Exact copies of all the entries are needed.
START SUPPLIED MATERIAL
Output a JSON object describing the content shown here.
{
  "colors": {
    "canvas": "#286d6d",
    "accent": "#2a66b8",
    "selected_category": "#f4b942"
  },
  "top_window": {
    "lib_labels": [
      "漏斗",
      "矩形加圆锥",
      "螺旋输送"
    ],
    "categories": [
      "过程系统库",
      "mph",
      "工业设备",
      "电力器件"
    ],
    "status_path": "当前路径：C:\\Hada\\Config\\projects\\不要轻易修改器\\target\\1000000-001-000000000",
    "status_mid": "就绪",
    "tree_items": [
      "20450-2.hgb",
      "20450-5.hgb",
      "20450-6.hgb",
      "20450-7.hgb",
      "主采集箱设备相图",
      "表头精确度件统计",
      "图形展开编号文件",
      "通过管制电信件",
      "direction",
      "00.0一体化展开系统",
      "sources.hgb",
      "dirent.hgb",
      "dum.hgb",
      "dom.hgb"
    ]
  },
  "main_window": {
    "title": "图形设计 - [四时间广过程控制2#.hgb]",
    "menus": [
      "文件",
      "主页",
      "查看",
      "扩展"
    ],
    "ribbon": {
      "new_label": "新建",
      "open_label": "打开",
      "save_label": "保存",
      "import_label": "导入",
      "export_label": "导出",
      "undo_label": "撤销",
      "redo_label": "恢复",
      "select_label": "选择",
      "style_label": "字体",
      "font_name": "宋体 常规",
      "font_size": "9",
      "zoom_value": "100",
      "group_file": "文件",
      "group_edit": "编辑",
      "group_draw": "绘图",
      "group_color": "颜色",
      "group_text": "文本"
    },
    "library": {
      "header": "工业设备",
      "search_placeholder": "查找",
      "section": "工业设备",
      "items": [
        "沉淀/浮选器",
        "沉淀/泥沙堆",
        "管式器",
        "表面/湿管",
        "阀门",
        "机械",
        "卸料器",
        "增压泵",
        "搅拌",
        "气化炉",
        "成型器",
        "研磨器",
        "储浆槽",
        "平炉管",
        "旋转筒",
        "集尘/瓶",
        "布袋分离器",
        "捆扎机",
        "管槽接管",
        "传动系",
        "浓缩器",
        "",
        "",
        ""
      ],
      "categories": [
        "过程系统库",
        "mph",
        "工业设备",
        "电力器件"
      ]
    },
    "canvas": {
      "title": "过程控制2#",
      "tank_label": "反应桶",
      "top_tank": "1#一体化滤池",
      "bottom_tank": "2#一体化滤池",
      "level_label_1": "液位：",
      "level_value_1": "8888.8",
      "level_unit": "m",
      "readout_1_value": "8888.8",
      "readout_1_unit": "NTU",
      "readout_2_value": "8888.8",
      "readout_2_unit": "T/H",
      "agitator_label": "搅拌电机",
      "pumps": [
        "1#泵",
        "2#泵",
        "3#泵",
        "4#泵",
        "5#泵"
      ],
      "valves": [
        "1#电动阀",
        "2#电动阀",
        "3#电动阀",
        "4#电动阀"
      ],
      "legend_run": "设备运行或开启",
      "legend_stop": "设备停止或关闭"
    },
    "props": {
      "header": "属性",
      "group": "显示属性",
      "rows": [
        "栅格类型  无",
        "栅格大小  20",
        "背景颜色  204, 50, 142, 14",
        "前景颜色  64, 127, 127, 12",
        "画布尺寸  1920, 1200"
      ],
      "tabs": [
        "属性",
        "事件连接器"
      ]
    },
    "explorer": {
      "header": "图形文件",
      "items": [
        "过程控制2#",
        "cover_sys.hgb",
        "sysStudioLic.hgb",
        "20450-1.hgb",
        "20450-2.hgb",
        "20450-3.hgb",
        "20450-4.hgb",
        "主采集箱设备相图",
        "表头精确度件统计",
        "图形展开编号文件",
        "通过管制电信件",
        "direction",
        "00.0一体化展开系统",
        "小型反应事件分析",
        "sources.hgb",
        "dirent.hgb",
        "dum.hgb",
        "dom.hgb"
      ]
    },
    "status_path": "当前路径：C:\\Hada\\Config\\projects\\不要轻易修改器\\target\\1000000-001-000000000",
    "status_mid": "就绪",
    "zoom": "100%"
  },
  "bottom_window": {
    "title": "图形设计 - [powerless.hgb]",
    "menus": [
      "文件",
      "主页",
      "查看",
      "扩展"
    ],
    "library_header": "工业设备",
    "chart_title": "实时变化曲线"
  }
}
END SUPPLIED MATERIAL
◆ ANSWER BOX ◆
Output a JSON object describing the content shown here.
{
  "colors": {
    "canvas": "#286d6d",
    "accent": "#2a66b8",
    "selected_category": "#f4b942"
  },
  "top_window": {
    "lib_labels": [
      "漏斗",
      "矩形加圆锥",
      "螺旋输送"
    ],
    "categories": [
      "过程系统库",
      "mph",
      "工业设备",
      "电力器件"
    ],
    "status_path": "当前路径：C:\\Hada\\Config\\projects\\不要轻易修改器\\target\\1000000-001-000000000",
    "status_mid": "就绪",
    "tree_items": [
      "20450-2.hgb",
      "20450-5.hgb",
      "20450-6.hgb",
      "20450-7.hgb",
      "主采集箱设备相图",
      "表头精确度件统计",
      "图形展开编号文件",
      "通过管制电信件",
      "direction",
      "00.0一体化展开系统",
      "sources.hgb",
      "dirent.hgb",
      "dum.hgb",
      "dom.hgb"
    ]
  },
  "main_window": {
    "title": "图形设计 - [四时间广过程控制2#.hgb]",
    "menus": [
      "文件",
      "主页",
      "查看",
      "扩展"
    ],
    "ribbon": {
      "new_label": "新建",
      "open_label": "打开",
      "save_label": "保存",
      "import_label": "导入",
      "export_label": "导出",
      "undo_label": "撤销",
      "redo_label": "恢复",
      "select_label": "选择",
      "style_label": "字体",
      "font_name": "宋体 常规",
      "font_size": "9",
      "zoom_value": "100",
      "group_file": "文件",
      "group_edit": "编辑",
      "group_draw": "绘图",
      "group_color": "颜色",
      "group_text": "文本"
    },
    "library": {
      "header": "工业设备",
      "search_placeholder": "查找",
      "section": "工业设备",
      "items": [
        "沉淀/浮选器",
        "沉淀/泥沙堆",
        "管式器",
        "表面/湿管",
        "阀门",
        "机械",
        "卸料器",
        "增压泵",
        "搅拌",
        "气化炉",
        "成型器",
        "研磨器",
        "储浆槽",
        "平炉管",
        "旋转筒",
        "集尘/瓶",
        "布袋分离器",
        "捆扎机",
        "管槽接管",
        "传动系",
        "浓缩器",
        "",
        "",
        ""
      ],
      "categories": [
        "过程系统库",
        "mph",
        "工业设备",
        "电力器件"
      ]
    },
    "canvas": {
      "title": "过程控制2#",
      "tank_label": "反应桶",
      "top_tank": "1#一体化滤池",
      "bottom_tank": "2#一体化滤池",
      "level_label_1": "液位：",
      "level_value_1": "8888.8",
      "level_unit": "m",
      "readout_1_value": "8888.8",
      "readout_1_unit": "NTU",
      "readout_2_value": "8888.8",
      "readout_2_unit": "T/H",
      "agitator_label": "搅拌电机",
      "pumps": [
        "1#泵",
        "2#泵",
        "3#泵",
        "4#泵",
        "5#泵"
      ],
      "valves": [
        "1#电动阀",
        "2#电动阀",
        "3#电动阀",
        "4#电动阀"
      ],
      "legend_run": "设备运行或开启",
      "legend_stop": "设备停止或关闭"
    },
    "props": {
      "header": "属性",
      "group": "显示属性",
      "rows": [
        "栅格类型  无",
        "栅格大小  20",
        "背景颜色  204, 50, 142, 14",
        "前景颜色  64, 127, 127, 12",
        "画布尺寸  1920, 1200"
      ],
      "tabs": [
        "属性",
        "事件连接器"
      ]
    },
    "explorer": {
      "header": "图形文件",
      "items": [
        "过程控制2#",
        "cover_sys.hgb",
        "sysStudioLic.hgb",
        "20450-1.hgb",
        "20450-2.hgb",
        "20450-3.hgb",
        "20450-4.hgb",
        "主采集箱设备相图",
        "表头精确度件统计",
        "图形展开编号文件",
        "通过管制电信件",
        "direction",
        "00.0一体化展开系统",
        "小型反应事件分析",
        "sources.hgb",
        "dirent.hgb",
        "dum.hgb",
        "dom.hgb"
      ]
    },
    "status_path": "当前路径：C:\\Hada\\Config\\projects\\不要轻易修改器\\target\\1000000-001-000000000",
    "status_mid": "就绪",
    "zoom": "100%"
  },
  "bottom_window": {
    "title": "图形设计 - [powerless.hgb]",
    "menus": [
      "文件",
      "主页",
      "查看",
      "扩展"
    ],
    "library_header": "工业设备",
    "chart_title": "实时变化曲线"
  }
}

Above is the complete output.